Large reels that can hold 100 yards of backing and have a good smooth drag are needed when chasing big stripers or blues. It’s not likely you going to strip in a 25” fish, let alone a 30” plus fish. The drag on these reels has to be smooth and strong enough to withstand runs made by big fish.
I carry 2 lines with me when I go fly yaking. An Orvis depth charge 350-grain sink tip and a floater. The depth charge has a floating running line that enables me to strip my line into the water. I feel this is an important aspect for casting out of the yak. When I cast, the line is floating and is out of the boat and not catching on all the stuff I have in my cockpit. Paddle clips, fish finder, rod leashes, and rod holders love to catch fly lines .Also if your line has a sinking running line it creates to much drag and really costs you distance. Some guys carry stripping baskets, but I have enough crap in my boat!!
Anything but clousers!! Don’t get me wrong, the clouser is the fishiest fly out there, but is an accident waiting to happen out of the yak. I don’t know how MANY TIMES I’VE BOUNCED THESE FLIES OFF THE BACK OF MY HEAD AND OFF THE YAK breaking the eyes off and ruining the fly. Impaling the fly into my pfd is one of my favorites. I like baitfish shaped flies tied with synthetic material for weight. An 8” mackerel pattern tied with synthetics is a lot easier to cast that a natural fiber fly. With the floater, pencil poppers, gurglers, and sliders.
Casting From the Kayak
Standing on flat ground, I can make 2 back casts, double haul, and throw my depth charge till my backing and fly line hit my first guide. From the yak, 70’ is all I can manage. That’s on a good day. Distance is not that important when fishing from the yak. A 45’ cast is all you need to fly fish effectively. I cast from 2 positions in the yak. When drifting from left to right I like to shoot my line at the 11 o’clock position and strip line into the water on the left side of the yak. I also like to sit sidesaddle and cast to the 9 o’clock position.
The kayak enables me to get into places that are not reachable with a boat. Boulder fields and shallow rocky shoals that I fish will tear a lower unit right off. The yak goes right over and into some off the fishiest places. Okay, let’s say I’m going to fish a rocky shoreline. The current is running left to right, my bow pointed to the shore. Shooting my cast at 11 o’clock, I count down my fly to depth and start my retrieve. I like to throw the fly right into the rocks sometimes landing the fly on them. I try to hit every pocket, every rock, and every piece of structure on the drift. I also will vary my retrieves and depths in the areas I drift.
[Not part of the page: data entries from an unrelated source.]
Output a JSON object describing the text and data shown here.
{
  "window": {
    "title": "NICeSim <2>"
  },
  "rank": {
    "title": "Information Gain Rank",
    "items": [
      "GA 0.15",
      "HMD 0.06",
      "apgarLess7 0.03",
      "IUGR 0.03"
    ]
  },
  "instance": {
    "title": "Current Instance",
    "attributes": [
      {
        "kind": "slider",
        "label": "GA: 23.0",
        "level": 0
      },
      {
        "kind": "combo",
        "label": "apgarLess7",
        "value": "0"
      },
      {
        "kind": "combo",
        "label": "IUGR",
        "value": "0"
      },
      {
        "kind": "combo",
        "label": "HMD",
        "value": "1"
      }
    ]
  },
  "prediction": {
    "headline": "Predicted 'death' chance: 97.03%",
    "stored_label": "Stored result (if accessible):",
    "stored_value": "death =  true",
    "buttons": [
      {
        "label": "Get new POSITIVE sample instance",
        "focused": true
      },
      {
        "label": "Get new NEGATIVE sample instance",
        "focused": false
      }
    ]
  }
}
Fly fishing for stripers in a kayak is very effective. Some days are unforgettable, some not so good. Like I said earlier, fly fishing for big stripers is tough. Don’t get discouraged, keep at it. What I wrote here are some of the things I do. Don’t be afraid to experiment. Most importantly ask questions and keep at it. Believe me, there is nothing that compares to a good fish on the fly in a yak. Line screaming off the reel, rod doubled up as the fish sounds, and being towed around. Good luck and have fun!